**DATA SUPPLIED**:
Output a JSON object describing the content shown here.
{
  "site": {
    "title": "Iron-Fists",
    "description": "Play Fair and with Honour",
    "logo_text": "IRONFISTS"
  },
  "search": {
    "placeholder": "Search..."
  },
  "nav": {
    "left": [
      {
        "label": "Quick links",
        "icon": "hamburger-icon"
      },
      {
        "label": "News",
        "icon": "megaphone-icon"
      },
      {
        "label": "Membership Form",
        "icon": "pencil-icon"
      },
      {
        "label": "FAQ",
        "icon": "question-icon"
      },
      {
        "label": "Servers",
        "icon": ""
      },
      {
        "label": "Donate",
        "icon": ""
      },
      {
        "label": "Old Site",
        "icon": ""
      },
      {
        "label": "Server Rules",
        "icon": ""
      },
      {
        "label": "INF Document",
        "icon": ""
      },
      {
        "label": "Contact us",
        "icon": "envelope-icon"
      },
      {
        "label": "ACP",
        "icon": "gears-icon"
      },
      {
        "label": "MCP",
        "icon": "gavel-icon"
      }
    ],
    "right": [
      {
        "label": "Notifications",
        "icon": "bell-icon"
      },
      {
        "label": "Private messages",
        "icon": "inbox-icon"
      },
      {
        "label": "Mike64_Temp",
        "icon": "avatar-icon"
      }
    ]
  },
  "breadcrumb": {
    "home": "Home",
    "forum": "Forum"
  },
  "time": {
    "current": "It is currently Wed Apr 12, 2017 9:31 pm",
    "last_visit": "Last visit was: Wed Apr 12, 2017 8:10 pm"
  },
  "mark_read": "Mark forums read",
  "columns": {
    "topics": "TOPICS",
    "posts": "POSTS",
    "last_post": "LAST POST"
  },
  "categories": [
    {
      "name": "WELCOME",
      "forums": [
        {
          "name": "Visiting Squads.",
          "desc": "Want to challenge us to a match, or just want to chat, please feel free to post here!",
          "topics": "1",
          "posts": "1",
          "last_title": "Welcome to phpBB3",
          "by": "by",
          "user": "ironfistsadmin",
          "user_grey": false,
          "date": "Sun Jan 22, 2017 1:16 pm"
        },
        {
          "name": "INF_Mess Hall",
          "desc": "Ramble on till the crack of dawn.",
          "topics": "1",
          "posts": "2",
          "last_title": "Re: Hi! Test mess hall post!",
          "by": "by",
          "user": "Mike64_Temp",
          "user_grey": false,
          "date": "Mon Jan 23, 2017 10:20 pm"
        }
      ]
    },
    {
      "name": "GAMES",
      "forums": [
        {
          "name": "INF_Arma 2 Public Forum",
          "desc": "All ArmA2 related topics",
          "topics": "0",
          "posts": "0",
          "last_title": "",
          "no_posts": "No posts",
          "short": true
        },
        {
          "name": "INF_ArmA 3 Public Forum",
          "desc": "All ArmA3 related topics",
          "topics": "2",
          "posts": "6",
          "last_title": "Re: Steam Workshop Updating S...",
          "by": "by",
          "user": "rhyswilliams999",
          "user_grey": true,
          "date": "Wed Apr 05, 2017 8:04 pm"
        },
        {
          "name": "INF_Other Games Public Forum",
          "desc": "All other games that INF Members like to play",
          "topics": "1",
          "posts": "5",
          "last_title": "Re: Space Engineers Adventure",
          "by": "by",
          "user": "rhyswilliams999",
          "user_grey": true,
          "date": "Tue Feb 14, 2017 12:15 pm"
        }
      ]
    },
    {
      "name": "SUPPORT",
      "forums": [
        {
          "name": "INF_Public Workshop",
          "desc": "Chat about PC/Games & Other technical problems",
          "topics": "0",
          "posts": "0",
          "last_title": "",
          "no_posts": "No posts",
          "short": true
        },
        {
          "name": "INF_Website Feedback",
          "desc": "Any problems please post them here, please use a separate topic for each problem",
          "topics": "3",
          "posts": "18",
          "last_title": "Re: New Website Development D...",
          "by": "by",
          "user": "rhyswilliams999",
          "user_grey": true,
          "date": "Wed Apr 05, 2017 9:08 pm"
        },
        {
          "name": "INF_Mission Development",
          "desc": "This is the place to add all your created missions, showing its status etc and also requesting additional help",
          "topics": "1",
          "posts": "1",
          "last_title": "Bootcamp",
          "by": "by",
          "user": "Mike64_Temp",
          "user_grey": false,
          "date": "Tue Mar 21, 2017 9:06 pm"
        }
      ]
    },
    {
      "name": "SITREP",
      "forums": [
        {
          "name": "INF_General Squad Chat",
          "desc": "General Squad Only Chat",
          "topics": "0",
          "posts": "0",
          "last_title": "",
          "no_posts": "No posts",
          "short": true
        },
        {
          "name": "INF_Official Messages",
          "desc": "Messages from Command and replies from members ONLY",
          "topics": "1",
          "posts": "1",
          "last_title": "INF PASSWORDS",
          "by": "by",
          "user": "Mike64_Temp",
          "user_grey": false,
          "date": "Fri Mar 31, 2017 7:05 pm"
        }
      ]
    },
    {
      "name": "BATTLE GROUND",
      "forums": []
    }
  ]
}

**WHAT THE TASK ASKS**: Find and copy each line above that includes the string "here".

**PROBLEM SOLUTION**:
Output a JSON object describing the content shown here.
          "desc": "Want to challenge us to a match, or just want to chat, please feel free to post here!",
          "desc": "Any problems please post them here, please use a separate topic for each problem",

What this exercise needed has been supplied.